New light on the Jewish situation in Tripoli, tending to place the Italian provincial authorities in a more favorable aspect than recent reports indicated, is shed in two communications by a Tripoli Jewish resident to the Paris headquarters of the Alliance Israelite Universelle. The communications follow in full:
“I have been in Tripoli for a great number of years, and I can state that the Italians have never shown themselves to be anti-Semitic. Apart from this, our co-religionists are for the most part poor, and are therefore very far from arousing the jealousy or hate of others. They are mostly artisans, seamen, pedlars, wholesale and retail traders, and agents. About a score of Jews, born or naturalized Italians, are officials. Their lot, therefore, with the exception of the big merchants who are perhaps 400 in all, is not such as to create envy.
“The Italians not only are not anti-Semitic, but they have done and are still doing all that is humanly possible to alleviate the sufferings of the destitute in our town without distinction of race or creed.

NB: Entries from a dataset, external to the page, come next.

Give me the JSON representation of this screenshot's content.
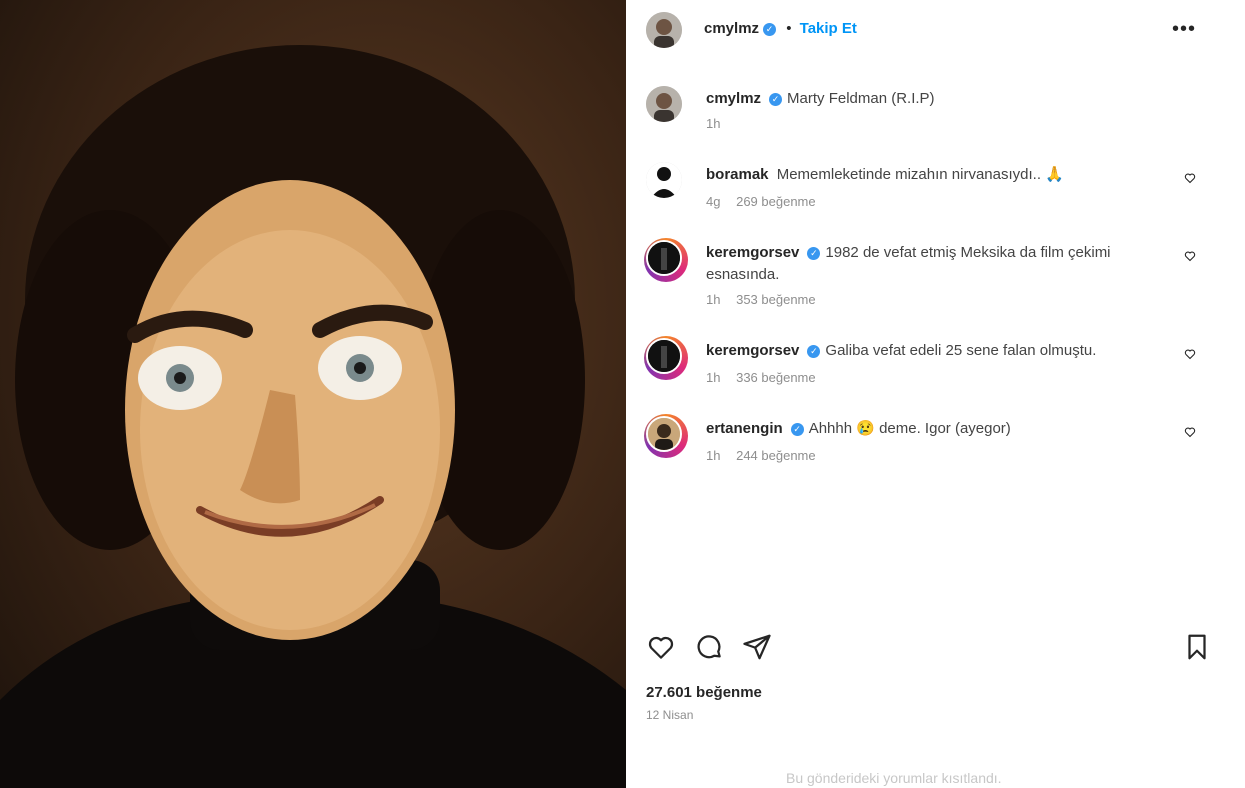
{
  "post": {
    "author": "cmylmz",
    "follow_label": "Takip Et",
    "dot": "•",
    "more_label": "•••",
    "caption": "Marty Feldman (R.I.P)",
    "caption_time": "1h"
  },
  "comments": [
    {
      "user": "boramak",
      "verified": false,
      "text": "Mememleketinde mizahın nirvanasıydı.. 🙏",
      "time": "4g",
      "likes": "269 beğenme"
    },
    {
      "user": "keremgorsev",
      "verified": true,
      "text": "1982 de vefat etmiş Meksika da film çekimi esnasında.",
      "time": "1h",
      "likes": "353 beğenme"
    },
    {
      "user": "keremgorsev",
      "verified": true,
      "text": "Galiba vefat edeli 25 sene falan olmuştu.",
      "time": "1h",
      "likes": "336 beğenme"
    },
    {
      "user": "ertanengin",
      "verified": true,
      "text": "Ahhhh 😢 deme. Igor (ayegor)",
      "time": "1h",
      "likes": "244 beğenme"
    }
  ],
  "stats": {
    "likes": "27.601 beğenme",
    "date": "12 Nisan"
  },
  "footer": {
    "note": "Bu gönderideki yorumlar kısıtlandı."
  },
  "icons": {
    "like": "heart-icon",
    "comment": "comment-icon",
    "share": "share-icon",
    "save": "bookmark-icon",
    "more": "more-icon",
    "verified": "verified-badge-icon"
  },
  "colors": {
    "link": "#0095f6",
    "verified": "#3897f0",
    "muted": "#8e8e8e"
  }
}
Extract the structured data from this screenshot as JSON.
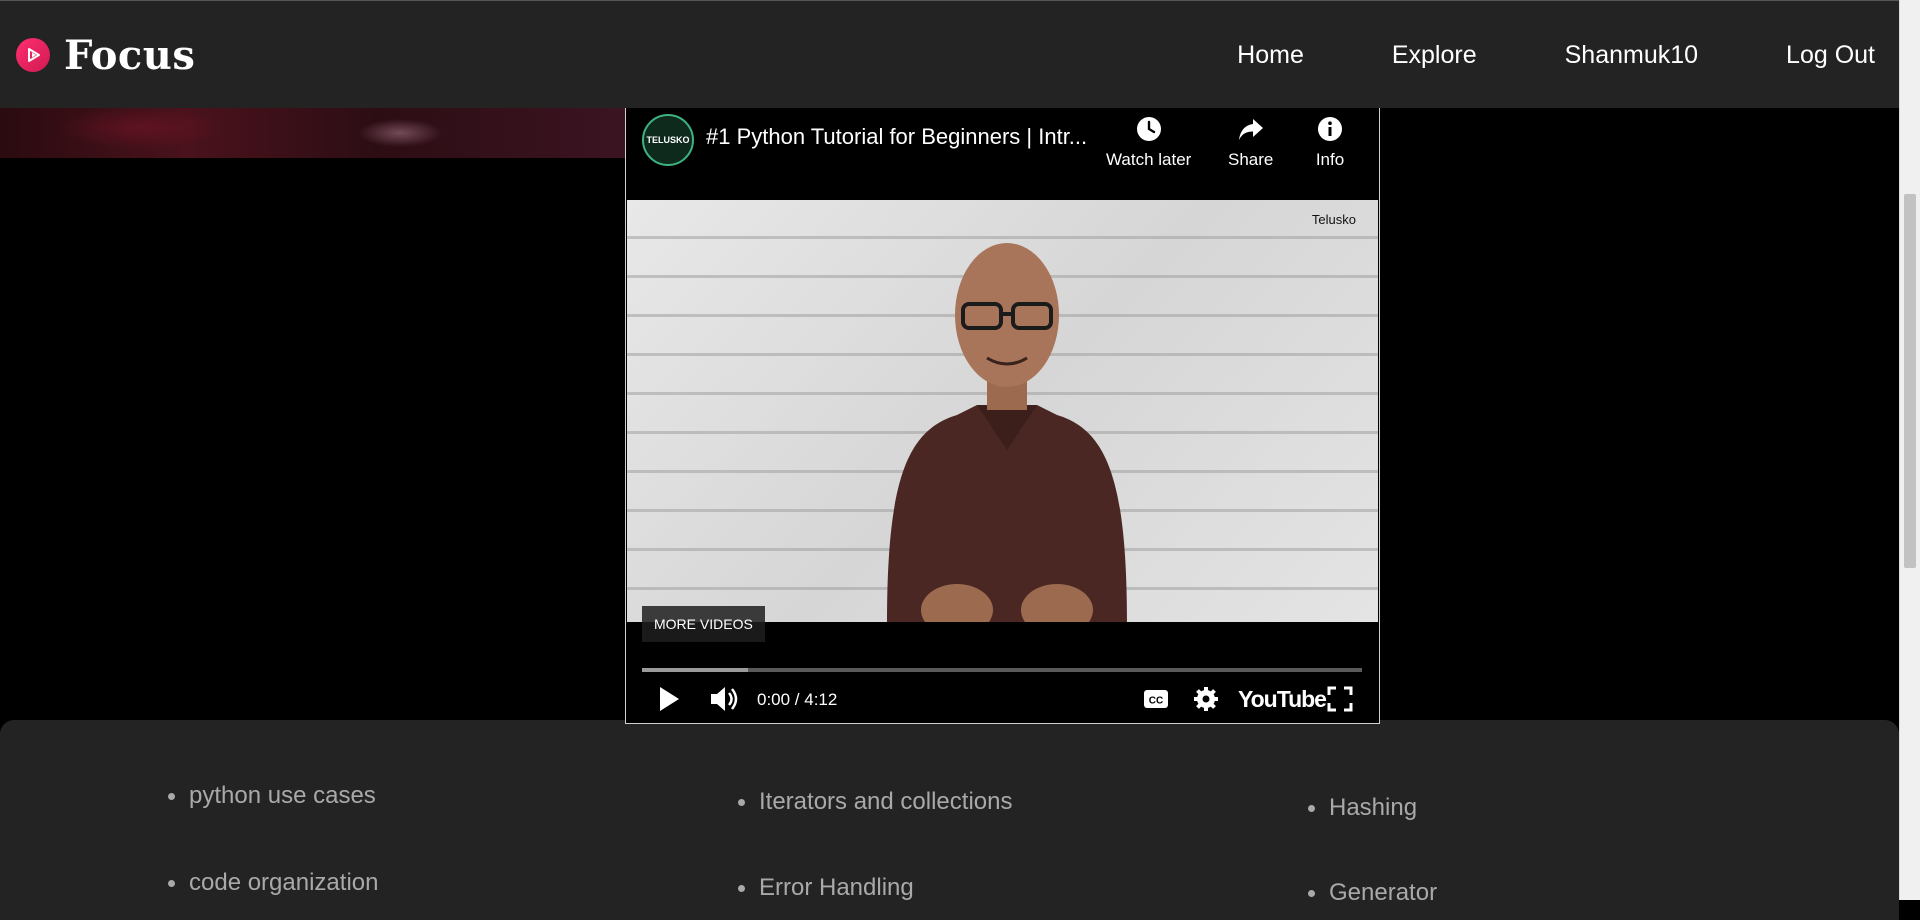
{
  "app": {
    "brand": "Focus"
  },
  "nav": {
    "home": "Home",
    "explore": "Explore",
    "user": "Shanmuk10",
    "logout": "Log Out"
  },
  "player": {
    "channel_badge": "TELUSKO",
    "title": "#1 Python Tutorial for Beginners | Intr...",
    "watch_later": "Watch later",
    "share": "Share",
    "info": "Info",
    "watermark": "Telusko",
    "more_videos": "MORE VIDEOS",
    "time": "0:00 / 4:12",
    "youtube": "YouTube",
    "buffered_fraction": 0.147
  },
  "topics": {
    "col1": [
      "python use cases",
      "code organization"
    ],
    "col2": [
      "Iterators and collections",
      "Error Handling"
    ],
    "col3": [
      "Hashing",
      "Generator"
    ]
  },
  "colors": {
    "navbar_bg": "#232323",
    "brand_accent": "#e8255d",
    "topic_text": "#a9a9a9",
    "page_bg": "#000000"
  }
}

They do not stint expense for sanitation and teaching, and above all for helping to make the town more and more important.
“Our co-religionists profit, and to a considerable extent, from those benefactions; their children attend the elementary schools that are set up exclusively for them; the diseases of the eyes, which were prevalent among them, are considerably overcome; free clinics are opened everywhere (one is at Hara) which care for the sick and the poor.
“I could enumerate at still greater length all the benefits that our co-religionists owe and will owe to the Italians. In my opinion, I would not tax the Italians with anti-Semitism-unless it were clearly proved to the contrary-because of isolated instances which manifest themselves from time to time, such as the school attendance on Saturdays, recall of the Chief Rabbi from Tripoli, and compulsion to open on Saturdays.
“I have already said that the Italians are doing everything to beautify Tripoli and to give it the importance of a big town. To achieve this they have already issued various regulations for traffic, commerce, cafes, etc.
“They have ascertained that the shops in the principal streets, owned for the most part by Jews, remain closed on Saturday, and on this day the town appears to be asleep and takes on the aspect of a village, which naturally produces an unfortunate impression on the tourists of whom there are so many here. The proprietors or their tenants are, therefore, being obliged to open six days during the week and to close on Sunday, without taking into consideration the sentiments or religious traditions of the Jews. For the moment I see no other tendency to hostility against our co-religionists, and I have explained to you the motive which had induced the authorities to issue this decree without approval or mitigation.
“Yesterday, (Saturday, 5th December) the date on which this decree came into force, the Jews, after unavailing representations, for the most part, had to open their shops.
“Some remained in their shops, others left Moslems or Catholics in their stead, and others apparently did not open them. A large number of them in order apparently to remain outside the ambit of the decree are said to have taken their merchandise to the old quarters of Tripoli.”
“About 100 Jews, wholesalers and retailers, were arrested yesterday and imprisoned. They were released this afternoon, after having passed a night in prison. Two of them, a wholesale merchant and a shopkeeper, were flogged in public, and a third sentenced to three months imprisonment for not having opened their shops last Saturday. A large crowd watched the infliction of the punishment on our two-co-religionists.
“A local journal, following the example of some of the organs of the metropolis, has for some time past conducted an unscrupulous campaign against the Jews of Libya.”